The HERMES dual-radiator RICH detector 

H. E. Jackson

Argonne National Laboratory, Argonne, Illinois. 
On behalf of the HERMES Collaboration
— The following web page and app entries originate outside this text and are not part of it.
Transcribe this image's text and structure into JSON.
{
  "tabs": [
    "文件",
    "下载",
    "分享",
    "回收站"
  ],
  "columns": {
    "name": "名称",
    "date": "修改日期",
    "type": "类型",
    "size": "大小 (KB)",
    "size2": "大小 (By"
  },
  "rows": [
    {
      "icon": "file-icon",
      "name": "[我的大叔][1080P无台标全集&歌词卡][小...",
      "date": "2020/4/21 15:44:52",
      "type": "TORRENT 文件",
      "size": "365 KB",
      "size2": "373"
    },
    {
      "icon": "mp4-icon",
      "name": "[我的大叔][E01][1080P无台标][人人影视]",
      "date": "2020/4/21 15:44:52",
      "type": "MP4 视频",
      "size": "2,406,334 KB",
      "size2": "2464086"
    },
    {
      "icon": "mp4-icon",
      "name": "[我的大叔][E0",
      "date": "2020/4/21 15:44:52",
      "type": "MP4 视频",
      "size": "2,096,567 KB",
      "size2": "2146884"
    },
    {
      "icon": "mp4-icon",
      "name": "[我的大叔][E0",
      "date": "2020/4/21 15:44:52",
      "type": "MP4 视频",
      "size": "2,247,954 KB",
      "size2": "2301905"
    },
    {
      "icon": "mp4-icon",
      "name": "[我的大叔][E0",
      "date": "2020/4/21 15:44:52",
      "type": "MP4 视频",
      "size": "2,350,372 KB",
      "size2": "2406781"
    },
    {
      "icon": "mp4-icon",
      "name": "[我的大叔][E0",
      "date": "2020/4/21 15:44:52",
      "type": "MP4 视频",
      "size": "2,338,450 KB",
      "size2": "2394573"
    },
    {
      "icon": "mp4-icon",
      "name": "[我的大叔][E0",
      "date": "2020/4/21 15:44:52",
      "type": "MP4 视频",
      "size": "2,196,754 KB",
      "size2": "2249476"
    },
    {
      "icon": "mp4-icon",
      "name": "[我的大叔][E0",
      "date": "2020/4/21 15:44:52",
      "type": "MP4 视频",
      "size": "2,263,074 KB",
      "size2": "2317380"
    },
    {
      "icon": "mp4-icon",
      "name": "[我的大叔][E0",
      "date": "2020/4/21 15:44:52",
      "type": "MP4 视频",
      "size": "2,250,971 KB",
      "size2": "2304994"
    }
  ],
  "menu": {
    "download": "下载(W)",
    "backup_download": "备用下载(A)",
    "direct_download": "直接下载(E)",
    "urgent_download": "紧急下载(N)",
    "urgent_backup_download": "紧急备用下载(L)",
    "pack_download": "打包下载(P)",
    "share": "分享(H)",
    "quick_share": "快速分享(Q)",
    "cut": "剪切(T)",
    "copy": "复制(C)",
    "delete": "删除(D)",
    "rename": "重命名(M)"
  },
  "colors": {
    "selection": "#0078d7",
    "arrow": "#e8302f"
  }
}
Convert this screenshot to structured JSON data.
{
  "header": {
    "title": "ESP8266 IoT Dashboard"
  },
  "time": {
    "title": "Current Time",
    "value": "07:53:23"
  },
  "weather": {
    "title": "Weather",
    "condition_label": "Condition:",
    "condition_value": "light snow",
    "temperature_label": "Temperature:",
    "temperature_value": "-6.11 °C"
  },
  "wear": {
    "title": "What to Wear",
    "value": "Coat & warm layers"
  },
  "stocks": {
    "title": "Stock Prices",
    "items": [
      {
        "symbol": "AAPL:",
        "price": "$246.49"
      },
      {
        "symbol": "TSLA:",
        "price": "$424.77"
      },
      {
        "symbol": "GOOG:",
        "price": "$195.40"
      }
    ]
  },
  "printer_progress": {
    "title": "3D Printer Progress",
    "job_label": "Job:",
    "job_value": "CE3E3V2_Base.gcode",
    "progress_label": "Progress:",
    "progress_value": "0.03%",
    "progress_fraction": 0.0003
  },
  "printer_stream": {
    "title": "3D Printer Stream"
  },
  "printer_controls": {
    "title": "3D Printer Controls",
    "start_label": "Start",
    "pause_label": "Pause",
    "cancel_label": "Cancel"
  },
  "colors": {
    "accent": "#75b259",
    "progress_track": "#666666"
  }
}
   A dual radiator Ring Imaging Cherenkov (RICH) detector for the identification of hadrons has been in operation as part of the HERMES spectrometer since 1998. The HERMES experiment emphasizes measurements of semi-inclusive deep-inelastic scattering. However, most of the hadrons produced lie between 2 and 10 GeV, a region in which it had not previously been feasible to separate pions, kaons, and protons with standard particle identification (PID) techniques. The recent development of new clear, large, homogeneous and hydrophobic silica aerogel material with a low index of refraction offered the means to apply RICH PID techniques to this difficult momentum region for the first time. The HERMES instrument uses two radiators, C4F10, a heavy fluorocarbon gas, and a wall of silica aerogel tiles. A lightweight spherical mirror constucted using a newly perfected technique to make resin-coated carbon-fiber surfaces of optical quality provides optical focusing on a photon detector consisting of 1934 photomultipilier tubes {PMT) for each detector half. The PMT array is held in a soft steel matrix to provide shielding against the residual field of the main spectrometer magnet. Ring reconstruction is accomplished with pattern recognition techniques based on a combination of inverse and direct ray tracing. The efficiencies and purities of hadron identification have been determined by using particles generated in the decay of independently identified mesons. Details of the detector design and performance will be presented.

RICH2002, Pylos, Greece